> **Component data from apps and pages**
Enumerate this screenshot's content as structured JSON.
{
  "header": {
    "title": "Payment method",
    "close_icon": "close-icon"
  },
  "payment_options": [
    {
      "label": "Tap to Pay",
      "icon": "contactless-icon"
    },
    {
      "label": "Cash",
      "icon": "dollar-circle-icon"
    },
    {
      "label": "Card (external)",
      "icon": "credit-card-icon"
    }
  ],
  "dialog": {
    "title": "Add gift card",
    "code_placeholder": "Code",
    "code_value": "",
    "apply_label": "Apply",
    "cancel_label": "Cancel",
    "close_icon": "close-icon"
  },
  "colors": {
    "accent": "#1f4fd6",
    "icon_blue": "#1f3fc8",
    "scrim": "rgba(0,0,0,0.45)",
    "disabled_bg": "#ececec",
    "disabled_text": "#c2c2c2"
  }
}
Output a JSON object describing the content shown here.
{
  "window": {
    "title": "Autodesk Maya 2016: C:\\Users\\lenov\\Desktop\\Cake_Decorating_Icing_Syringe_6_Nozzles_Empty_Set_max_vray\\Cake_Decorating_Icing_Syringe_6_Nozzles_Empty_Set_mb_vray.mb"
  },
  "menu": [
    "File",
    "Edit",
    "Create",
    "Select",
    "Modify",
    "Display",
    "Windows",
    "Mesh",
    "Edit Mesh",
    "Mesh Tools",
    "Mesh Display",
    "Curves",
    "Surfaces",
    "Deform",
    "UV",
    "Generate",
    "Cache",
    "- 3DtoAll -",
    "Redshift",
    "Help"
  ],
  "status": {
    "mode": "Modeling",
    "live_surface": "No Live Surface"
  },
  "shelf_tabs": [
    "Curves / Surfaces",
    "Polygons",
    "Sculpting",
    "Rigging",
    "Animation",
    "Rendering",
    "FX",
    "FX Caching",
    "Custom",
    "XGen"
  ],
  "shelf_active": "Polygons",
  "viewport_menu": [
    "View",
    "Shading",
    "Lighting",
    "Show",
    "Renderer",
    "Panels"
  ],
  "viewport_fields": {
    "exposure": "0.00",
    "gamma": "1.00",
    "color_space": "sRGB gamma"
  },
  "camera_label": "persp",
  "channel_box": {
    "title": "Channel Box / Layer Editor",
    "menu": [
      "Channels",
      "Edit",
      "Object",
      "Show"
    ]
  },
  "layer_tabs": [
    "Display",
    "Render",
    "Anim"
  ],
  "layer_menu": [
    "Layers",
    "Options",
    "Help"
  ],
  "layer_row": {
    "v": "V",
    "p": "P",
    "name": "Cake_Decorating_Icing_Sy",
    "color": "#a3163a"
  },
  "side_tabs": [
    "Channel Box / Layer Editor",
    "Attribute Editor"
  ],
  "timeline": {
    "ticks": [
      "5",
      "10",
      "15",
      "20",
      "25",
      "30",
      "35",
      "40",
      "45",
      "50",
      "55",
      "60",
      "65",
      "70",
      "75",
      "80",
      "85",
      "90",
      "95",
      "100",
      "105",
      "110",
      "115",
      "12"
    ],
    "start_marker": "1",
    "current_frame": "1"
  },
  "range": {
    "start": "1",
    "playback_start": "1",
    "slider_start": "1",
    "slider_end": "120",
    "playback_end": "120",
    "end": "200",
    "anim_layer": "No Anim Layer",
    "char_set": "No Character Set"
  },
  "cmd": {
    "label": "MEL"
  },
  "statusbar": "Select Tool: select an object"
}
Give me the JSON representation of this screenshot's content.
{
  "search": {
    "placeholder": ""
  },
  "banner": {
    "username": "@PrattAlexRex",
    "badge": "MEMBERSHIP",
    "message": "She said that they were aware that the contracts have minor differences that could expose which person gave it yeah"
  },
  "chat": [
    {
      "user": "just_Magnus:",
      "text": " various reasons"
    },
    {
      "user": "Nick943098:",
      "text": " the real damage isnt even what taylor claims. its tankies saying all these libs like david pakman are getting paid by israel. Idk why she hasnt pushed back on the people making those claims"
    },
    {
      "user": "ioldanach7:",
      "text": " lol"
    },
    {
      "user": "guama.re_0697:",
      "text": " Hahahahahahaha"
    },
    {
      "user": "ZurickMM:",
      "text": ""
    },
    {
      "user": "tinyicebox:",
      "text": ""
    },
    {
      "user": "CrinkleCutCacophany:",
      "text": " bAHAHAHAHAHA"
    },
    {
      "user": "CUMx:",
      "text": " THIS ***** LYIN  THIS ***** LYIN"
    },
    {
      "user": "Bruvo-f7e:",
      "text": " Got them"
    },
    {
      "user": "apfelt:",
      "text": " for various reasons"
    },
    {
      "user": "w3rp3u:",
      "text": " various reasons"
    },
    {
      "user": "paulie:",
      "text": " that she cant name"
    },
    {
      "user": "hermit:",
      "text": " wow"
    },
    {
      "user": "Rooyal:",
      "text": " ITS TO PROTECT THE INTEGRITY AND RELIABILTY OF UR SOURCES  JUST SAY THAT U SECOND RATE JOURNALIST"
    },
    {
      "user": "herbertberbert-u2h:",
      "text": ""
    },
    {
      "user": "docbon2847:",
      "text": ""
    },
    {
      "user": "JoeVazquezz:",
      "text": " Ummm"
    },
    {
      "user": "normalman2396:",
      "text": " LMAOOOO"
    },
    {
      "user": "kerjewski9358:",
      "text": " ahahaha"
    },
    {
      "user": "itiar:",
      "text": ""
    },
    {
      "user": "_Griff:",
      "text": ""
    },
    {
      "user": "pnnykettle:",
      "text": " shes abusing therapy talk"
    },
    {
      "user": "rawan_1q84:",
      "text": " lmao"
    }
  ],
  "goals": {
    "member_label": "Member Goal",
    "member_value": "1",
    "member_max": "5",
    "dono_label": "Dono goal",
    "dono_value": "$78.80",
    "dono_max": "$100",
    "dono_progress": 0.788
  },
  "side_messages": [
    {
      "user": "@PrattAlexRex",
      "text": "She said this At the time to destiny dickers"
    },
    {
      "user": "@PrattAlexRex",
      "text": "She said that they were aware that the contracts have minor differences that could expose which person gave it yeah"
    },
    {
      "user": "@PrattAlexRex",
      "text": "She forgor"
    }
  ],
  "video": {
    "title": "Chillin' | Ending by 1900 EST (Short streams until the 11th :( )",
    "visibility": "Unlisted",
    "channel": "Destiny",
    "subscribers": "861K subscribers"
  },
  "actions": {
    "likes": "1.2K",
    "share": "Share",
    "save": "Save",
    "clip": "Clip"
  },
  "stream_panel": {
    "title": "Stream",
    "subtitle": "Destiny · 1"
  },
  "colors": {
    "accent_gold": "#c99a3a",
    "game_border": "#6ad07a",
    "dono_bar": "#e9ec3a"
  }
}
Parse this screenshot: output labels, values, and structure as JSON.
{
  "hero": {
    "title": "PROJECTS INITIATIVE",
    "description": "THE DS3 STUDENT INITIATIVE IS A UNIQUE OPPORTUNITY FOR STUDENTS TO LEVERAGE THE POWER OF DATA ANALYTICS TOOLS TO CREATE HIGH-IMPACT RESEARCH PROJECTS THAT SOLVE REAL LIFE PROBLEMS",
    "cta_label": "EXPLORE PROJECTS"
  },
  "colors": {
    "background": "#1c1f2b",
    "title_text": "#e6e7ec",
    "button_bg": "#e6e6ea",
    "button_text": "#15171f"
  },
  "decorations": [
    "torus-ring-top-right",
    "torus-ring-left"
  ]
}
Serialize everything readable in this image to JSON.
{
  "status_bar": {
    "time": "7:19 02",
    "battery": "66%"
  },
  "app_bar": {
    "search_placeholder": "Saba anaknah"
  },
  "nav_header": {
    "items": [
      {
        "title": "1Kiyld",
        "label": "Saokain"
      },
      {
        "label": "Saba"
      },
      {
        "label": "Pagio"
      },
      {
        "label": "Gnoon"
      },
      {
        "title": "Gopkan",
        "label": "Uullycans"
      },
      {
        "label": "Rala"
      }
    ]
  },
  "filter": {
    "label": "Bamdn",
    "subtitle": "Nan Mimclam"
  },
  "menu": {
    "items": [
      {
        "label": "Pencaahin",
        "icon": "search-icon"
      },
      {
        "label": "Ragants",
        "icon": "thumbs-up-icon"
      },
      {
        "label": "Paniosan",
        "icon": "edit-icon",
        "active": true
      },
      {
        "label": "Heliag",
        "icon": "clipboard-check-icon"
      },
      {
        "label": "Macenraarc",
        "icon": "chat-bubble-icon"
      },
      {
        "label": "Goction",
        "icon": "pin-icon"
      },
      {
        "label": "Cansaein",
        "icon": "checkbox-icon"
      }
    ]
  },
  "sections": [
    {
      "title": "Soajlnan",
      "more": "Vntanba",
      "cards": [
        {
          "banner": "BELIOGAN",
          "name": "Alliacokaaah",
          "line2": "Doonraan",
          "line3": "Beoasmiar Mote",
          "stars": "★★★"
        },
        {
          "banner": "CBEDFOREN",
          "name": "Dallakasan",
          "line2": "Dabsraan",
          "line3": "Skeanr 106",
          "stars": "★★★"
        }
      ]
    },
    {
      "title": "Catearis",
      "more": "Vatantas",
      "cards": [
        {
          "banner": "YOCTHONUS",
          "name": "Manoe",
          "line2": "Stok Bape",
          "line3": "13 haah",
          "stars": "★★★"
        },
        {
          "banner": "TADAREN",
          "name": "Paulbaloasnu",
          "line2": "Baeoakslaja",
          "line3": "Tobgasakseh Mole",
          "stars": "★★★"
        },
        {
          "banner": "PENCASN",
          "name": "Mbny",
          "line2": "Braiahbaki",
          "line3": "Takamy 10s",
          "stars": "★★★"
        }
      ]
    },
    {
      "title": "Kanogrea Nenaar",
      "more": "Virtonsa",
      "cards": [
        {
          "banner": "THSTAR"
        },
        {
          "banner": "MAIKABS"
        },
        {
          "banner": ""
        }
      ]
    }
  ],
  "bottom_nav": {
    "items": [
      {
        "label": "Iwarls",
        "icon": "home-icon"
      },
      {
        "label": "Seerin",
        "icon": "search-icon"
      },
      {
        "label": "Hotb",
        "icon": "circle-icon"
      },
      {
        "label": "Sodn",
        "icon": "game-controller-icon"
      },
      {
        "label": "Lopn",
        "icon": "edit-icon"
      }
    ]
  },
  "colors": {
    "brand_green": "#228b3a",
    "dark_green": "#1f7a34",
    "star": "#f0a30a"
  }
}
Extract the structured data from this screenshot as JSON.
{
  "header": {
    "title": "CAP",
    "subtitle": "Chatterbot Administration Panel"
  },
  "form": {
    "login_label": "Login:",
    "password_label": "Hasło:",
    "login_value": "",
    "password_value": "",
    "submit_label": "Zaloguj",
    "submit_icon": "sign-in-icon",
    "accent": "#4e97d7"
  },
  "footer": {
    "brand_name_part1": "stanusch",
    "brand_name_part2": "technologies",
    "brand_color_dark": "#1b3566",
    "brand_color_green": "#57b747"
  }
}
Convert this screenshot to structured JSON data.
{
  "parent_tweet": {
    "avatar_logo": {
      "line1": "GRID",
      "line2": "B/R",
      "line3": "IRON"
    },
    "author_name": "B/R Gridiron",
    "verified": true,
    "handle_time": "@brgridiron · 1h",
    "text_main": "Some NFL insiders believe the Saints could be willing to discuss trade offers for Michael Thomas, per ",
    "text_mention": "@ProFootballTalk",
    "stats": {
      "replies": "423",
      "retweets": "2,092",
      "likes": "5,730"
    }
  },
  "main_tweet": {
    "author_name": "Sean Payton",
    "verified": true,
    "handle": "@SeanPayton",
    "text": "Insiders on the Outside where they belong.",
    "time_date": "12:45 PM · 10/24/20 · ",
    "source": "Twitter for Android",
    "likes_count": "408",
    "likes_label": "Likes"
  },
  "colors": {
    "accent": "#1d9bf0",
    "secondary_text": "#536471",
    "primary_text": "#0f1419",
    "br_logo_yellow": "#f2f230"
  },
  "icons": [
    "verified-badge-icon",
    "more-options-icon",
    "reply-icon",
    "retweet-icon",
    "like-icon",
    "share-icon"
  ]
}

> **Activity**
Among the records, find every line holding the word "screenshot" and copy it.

> **Task solution**
Enumerate this screenshot's content as structured JSON.
Give me the JSON representation of this screenshot's content.
Parse this screenshot: output labels, values, and structure as JSON.
Extract the structured data from this screenshot as JSON.
Convert this screenshot to structured JSON data.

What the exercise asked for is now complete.